Dataset rows describing interfaces:
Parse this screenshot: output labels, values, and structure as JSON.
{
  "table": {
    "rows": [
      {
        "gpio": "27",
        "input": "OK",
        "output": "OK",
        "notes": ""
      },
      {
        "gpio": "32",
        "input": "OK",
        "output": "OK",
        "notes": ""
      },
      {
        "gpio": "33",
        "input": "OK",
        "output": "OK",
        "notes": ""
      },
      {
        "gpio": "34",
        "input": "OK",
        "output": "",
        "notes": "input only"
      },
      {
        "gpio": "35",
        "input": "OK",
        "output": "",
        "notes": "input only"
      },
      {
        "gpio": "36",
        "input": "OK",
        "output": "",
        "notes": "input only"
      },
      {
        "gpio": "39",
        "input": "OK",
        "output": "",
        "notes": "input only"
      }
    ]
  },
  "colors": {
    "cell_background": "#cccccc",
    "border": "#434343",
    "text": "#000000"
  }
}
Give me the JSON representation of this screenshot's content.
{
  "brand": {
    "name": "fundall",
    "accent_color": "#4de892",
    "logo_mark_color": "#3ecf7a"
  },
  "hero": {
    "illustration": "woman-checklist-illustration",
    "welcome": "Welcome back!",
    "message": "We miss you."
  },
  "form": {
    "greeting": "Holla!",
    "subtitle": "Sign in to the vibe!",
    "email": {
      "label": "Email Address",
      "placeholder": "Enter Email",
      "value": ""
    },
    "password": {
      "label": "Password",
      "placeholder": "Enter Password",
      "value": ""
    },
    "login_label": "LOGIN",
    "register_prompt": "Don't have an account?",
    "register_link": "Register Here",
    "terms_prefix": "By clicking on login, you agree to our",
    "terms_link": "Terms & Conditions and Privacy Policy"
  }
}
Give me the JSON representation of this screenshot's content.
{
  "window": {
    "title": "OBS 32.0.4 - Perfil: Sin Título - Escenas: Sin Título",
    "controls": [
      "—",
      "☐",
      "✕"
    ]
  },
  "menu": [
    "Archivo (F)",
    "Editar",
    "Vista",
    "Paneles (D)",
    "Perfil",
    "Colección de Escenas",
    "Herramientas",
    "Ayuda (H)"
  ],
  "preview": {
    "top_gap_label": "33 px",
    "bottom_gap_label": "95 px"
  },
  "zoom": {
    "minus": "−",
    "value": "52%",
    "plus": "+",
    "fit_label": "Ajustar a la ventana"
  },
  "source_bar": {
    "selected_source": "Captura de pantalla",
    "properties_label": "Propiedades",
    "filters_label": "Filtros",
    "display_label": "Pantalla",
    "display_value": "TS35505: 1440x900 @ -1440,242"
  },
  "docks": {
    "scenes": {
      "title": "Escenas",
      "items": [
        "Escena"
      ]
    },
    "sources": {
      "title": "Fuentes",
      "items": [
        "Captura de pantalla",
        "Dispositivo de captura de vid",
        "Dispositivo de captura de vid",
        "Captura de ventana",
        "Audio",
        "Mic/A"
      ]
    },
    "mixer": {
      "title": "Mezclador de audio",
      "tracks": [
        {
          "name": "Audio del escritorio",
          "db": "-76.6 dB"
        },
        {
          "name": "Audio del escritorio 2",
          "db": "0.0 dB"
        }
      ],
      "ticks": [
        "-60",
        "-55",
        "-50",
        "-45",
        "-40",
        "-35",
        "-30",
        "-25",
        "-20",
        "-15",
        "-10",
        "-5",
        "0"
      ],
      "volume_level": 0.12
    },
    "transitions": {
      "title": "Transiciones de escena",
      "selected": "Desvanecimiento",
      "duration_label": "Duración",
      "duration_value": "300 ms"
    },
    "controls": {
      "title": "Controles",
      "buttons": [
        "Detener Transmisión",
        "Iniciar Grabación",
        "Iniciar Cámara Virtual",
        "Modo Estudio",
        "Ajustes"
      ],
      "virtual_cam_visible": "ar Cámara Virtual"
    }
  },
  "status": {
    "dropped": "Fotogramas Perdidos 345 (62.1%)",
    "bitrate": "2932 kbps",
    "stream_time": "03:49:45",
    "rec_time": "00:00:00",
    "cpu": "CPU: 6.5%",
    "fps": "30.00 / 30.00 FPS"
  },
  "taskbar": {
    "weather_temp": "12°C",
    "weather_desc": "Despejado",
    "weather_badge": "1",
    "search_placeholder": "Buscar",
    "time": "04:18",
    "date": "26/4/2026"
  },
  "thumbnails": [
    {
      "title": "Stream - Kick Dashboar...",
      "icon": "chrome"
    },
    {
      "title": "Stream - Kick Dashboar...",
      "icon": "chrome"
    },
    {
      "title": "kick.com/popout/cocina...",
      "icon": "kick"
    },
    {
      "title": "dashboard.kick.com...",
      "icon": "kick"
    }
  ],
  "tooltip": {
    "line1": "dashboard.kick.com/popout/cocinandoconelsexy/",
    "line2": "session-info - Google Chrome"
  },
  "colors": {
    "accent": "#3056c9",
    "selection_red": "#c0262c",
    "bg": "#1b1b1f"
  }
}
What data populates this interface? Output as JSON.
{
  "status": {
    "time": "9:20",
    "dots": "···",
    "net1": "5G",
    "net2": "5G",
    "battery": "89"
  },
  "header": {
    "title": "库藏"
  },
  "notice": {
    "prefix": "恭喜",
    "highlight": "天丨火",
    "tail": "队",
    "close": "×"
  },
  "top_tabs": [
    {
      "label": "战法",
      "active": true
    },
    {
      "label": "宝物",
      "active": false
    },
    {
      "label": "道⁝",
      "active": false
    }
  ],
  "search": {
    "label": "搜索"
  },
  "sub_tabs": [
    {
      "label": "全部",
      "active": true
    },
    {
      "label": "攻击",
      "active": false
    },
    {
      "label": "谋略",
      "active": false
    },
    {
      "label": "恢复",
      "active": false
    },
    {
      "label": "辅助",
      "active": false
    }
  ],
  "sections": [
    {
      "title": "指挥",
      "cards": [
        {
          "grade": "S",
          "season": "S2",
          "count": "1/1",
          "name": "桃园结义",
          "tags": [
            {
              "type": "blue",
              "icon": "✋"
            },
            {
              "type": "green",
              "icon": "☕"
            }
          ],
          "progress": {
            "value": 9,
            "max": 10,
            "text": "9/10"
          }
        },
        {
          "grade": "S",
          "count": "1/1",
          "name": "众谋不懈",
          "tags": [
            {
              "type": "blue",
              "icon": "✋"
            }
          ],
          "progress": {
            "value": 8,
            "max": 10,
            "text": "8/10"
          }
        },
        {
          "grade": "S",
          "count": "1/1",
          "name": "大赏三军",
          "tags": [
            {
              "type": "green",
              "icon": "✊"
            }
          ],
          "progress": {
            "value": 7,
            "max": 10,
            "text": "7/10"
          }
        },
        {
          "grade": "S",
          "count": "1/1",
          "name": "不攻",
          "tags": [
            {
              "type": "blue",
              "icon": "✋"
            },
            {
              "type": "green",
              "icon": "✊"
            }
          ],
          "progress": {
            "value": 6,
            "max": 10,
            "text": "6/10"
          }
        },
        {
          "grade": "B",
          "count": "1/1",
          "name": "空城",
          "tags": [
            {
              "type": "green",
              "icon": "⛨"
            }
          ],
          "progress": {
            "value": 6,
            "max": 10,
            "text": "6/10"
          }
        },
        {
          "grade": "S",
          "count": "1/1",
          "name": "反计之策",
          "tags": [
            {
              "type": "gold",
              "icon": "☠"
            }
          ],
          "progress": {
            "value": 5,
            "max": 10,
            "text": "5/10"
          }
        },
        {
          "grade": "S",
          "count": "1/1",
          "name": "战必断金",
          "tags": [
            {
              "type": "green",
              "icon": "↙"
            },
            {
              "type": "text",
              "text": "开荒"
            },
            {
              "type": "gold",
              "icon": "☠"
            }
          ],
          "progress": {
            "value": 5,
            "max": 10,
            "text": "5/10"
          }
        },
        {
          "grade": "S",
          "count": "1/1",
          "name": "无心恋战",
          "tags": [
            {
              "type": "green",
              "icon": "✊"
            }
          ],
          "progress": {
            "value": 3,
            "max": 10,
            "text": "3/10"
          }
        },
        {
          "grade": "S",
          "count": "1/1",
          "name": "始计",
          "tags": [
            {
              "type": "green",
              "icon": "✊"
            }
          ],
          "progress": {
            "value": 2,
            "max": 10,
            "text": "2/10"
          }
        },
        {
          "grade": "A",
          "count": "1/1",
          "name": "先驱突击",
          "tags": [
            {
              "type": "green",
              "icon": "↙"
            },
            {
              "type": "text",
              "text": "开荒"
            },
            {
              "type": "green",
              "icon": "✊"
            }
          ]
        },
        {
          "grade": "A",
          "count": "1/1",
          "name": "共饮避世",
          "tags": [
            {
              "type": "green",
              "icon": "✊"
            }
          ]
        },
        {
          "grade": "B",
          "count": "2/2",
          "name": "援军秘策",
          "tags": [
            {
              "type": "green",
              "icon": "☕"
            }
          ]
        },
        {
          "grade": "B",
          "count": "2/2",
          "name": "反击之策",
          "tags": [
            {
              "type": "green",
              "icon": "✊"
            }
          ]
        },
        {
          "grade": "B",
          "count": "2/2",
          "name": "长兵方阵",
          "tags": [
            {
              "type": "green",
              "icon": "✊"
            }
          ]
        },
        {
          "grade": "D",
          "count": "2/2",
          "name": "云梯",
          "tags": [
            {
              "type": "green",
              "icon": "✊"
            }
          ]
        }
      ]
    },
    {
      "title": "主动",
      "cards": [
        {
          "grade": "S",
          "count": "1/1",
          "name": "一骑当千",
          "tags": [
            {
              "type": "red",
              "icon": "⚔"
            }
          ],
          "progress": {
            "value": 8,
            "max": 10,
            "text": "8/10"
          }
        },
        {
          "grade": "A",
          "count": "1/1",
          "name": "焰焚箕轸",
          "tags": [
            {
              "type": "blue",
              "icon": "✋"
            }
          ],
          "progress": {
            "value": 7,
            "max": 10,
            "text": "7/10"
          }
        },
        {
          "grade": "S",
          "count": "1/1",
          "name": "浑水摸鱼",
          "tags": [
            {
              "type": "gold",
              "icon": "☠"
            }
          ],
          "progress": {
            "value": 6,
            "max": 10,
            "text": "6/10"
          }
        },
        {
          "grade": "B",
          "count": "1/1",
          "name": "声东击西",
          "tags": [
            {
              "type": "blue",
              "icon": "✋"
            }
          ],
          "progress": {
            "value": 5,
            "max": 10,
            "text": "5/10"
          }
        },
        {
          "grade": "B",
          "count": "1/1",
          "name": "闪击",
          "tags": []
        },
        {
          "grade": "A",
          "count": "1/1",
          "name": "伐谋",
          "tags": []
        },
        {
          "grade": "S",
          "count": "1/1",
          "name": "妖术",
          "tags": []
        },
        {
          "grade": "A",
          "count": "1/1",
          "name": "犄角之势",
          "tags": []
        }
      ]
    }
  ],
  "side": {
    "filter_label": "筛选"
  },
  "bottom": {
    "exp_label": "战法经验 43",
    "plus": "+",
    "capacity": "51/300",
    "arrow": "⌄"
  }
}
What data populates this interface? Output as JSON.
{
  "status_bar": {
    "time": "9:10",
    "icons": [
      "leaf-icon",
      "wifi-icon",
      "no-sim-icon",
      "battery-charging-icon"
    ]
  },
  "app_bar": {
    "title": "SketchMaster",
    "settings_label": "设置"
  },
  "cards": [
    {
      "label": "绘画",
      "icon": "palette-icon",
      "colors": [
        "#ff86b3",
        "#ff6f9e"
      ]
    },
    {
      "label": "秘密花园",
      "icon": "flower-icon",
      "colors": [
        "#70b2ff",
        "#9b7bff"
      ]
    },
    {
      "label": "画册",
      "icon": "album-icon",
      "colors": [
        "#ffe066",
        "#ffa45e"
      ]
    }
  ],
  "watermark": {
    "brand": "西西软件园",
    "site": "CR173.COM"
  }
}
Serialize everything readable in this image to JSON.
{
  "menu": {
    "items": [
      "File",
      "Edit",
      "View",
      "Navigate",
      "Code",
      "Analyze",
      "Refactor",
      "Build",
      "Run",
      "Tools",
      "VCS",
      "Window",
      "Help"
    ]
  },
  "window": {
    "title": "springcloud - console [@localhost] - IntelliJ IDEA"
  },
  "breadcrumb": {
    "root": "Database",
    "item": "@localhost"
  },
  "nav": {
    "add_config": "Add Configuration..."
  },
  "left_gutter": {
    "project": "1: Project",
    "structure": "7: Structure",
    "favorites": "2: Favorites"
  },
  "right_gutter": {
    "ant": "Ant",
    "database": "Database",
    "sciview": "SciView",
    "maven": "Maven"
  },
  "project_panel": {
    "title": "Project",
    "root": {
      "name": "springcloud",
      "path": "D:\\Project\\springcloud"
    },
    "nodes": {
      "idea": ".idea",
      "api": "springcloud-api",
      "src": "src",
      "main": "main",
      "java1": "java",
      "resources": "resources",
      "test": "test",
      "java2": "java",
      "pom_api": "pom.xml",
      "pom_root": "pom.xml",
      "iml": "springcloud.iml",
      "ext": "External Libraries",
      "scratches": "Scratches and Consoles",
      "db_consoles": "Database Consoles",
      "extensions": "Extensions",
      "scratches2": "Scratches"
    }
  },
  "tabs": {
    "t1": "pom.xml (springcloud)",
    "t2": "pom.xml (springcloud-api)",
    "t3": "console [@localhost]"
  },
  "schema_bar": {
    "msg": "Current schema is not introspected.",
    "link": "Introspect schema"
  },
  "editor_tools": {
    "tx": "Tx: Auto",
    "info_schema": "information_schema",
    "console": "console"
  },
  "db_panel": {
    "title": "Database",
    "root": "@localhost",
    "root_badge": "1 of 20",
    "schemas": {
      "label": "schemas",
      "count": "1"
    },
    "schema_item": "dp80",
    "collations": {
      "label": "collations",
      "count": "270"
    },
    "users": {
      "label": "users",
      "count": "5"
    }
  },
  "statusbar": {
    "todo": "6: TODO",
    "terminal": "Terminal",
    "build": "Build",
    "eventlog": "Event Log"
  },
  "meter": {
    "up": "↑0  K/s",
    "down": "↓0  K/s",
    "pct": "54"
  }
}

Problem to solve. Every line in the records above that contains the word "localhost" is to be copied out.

Your response.
    "title": "springcloud - console [@localhost] - IntelliJ IDEA"
    "item": "@localhost"
    "t3": "console [@localhost]"
    "root": "@localhost",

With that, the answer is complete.